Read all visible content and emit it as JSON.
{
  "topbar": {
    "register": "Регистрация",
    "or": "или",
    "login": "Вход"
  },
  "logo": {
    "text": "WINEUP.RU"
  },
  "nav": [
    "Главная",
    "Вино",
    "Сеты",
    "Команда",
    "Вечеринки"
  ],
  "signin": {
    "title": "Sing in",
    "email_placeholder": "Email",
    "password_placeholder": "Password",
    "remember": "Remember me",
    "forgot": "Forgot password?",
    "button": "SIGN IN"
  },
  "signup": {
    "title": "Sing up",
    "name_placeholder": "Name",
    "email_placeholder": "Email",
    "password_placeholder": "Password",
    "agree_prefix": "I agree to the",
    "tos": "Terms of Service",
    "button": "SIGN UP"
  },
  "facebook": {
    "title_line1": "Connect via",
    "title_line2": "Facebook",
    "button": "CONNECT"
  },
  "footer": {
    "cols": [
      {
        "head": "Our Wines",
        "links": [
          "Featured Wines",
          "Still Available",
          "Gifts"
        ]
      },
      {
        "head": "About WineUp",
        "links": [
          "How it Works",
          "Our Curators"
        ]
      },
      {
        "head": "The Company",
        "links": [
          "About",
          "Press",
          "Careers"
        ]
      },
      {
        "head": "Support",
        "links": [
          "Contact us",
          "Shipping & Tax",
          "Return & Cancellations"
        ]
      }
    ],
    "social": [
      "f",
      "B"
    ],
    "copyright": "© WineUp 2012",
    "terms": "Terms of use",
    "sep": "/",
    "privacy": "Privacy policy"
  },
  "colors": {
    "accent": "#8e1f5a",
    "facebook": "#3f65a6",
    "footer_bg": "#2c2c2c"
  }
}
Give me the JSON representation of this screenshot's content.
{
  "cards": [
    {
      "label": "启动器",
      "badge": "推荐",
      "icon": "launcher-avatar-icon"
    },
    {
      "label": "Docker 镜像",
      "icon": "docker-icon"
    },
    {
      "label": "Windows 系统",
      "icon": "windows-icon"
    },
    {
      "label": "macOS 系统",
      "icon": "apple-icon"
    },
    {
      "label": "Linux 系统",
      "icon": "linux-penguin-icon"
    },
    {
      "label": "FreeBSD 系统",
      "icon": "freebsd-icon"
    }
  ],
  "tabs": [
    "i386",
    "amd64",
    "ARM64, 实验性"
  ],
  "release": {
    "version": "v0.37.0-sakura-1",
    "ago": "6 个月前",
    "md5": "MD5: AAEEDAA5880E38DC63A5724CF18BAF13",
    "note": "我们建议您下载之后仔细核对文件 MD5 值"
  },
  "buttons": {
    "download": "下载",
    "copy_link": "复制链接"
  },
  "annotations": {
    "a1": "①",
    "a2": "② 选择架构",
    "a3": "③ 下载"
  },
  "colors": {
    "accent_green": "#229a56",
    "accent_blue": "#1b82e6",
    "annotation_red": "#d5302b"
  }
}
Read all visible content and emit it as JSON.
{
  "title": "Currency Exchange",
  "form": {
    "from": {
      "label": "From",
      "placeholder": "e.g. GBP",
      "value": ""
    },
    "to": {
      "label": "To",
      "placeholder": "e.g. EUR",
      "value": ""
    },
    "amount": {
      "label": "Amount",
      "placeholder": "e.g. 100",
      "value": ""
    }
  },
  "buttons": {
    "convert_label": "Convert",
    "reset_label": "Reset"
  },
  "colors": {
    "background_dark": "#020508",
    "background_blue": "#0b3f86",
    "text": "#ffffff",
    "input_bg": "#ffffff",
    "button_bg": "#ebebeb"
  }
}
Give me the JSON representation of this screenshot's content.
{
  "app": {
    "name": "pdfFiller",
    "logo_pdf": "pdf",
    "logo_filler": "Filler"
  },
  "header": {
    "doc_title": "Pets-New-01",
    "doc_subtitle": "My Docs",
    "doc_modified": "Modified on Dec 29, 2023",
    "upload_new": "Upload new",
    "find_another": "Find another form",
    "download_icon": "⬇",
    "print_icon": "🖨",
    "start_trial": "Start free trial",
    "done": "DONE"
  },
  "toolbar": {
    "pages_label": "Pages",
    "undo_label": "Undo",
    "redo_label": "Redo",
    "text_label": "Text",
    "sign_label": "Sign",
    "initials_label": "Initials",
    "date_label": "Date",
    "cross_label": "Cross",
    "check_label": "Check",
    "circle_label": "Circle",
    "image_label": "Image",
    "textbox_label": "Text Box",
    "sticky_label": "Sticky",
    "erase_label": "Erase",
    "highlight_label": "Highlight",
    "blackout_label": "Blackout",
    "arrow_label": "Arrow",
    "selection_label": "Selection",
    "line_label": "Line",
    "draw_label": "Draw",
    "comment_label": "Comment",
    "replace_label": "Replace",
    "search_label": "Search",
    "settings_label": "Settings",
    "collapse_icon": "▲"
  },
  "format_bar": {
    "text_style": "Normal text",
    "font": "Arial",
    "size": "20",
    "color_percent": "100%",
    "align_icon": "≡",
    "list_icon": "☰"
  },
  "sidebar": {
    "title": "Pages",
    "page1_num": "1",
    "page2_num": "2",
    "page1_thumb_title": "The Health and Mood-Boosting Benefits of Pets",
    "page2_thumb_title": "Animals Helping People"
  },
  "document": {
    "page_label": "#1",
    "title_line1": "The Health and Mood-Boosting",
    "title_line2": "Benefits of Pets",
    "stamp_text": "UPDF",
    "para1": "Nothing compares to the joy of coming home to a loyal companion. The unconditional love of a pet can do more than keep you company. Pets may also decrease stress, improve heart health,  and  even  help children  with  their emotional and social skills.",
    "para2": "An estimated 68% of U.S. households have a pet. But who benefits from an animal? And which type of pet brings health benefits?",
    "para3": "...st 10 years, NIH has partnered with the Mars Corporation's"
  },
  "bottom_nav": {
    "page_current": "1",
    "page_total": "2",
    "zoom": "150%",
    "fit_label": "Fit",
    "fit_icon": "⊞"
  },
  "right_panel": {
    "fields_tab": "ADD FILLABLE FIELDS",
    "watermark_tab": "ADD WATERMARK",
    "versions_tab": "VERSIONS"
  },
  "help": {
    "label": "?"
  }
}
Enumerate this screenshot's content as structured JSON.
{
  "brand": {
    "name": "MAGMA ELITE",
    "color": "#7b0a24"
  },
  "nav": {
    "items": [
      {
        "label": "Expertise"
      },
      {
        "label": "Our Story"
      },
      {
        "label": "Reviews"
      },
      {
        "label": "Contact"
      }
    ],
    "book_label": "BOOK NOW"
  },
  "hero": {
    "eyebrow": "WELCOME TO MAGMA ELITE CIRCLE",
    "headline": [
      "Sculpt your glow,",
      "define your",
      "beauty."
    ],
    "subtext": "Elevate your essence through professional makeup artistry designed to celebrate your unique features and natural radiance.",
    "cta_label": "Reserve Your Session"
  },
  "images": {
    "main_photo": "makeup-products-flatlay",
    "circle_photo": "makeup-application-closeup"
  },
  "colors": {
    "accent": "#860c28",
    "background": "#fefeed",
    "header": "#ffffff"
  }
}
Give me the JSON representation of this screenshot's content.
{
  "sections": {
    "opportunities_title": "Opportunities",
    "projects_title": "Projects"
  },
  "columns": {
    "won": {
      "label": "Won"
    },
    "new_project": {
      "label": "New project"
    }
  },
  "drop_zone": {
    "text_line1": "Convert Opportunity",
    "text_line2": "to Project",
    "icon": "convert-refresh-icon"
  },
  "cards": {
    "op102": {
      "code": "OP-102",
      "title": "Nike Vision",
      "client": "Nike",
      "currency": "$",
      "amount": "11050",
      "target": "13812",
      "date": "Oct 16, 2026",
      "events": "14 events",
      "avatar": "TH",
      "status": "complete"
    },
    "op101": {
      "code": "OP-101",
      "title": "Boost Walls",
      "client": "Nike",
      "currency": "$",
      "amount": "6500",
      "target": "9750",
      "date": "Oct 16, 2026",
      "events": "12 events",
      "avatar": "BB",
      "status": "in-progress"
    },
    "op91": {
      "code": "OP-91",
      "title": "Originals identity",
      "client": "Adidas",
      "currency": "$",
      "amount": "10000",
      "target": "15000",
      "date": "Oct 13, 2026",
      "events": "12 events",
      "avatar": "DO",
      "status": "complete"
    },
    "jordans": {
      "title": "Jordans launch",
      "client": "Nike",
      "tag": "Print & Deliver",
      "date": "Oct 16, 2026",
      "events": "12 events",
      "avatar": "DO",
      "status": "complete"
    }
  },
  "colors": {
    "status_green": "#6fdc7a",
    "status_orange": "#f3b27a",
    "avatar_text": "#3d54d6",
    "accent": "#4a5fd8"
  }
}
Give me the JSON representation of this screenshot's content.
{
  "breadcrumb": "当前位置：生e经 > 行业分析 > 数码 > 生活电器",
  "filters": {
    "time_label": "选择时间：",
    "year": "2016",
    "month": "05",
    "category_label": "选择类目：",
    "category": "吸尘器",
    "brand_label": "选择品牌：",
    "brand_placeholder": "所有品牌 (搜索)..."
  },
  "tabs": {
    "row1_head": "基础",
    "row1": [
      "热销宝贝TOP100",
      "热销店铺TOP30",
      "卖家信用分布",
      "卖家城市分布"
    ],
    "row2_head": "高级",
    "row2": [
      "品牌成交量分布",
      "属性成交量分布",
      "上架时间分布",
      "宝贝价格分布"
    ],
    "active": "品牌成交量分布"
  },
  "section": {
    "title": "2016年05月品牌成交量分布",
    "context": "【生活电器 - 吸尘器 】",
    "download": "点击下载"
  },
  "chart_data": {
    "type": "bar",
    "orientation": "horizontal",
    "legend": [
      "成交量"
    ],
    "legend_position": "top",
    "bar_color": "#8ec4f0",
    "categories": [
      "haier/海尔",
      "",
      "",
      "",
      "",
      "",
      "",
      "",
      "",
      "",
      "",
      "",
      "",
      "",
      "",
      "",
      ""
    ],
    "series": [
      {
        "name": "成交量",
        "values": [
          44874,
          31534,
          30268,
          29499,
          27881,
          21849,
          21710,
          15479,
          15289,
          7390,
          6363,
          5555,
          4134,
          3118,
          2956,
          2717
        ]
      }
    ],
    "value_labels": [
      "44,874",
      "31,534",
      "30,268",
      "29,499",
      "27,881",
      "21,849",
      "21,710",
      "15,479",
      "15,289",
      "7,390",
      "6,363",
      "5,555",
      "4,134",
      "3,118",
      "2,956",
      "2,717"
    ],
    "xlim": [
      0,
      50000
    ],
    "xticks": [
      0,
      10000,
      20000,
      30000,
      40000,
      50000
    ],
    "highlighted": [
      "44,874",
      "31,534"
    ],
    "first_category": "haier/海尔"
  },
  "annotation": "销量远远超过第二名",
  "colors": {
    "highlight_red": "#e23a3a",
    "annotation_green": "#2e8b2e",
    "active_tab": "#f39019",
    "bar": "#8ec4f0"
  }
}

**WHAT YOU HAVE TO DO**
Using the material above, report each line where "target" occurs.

**SOLUTION FOR THIS EXERCISE**
      "target": "13812",
      "target": "9750",
      "target": "15000",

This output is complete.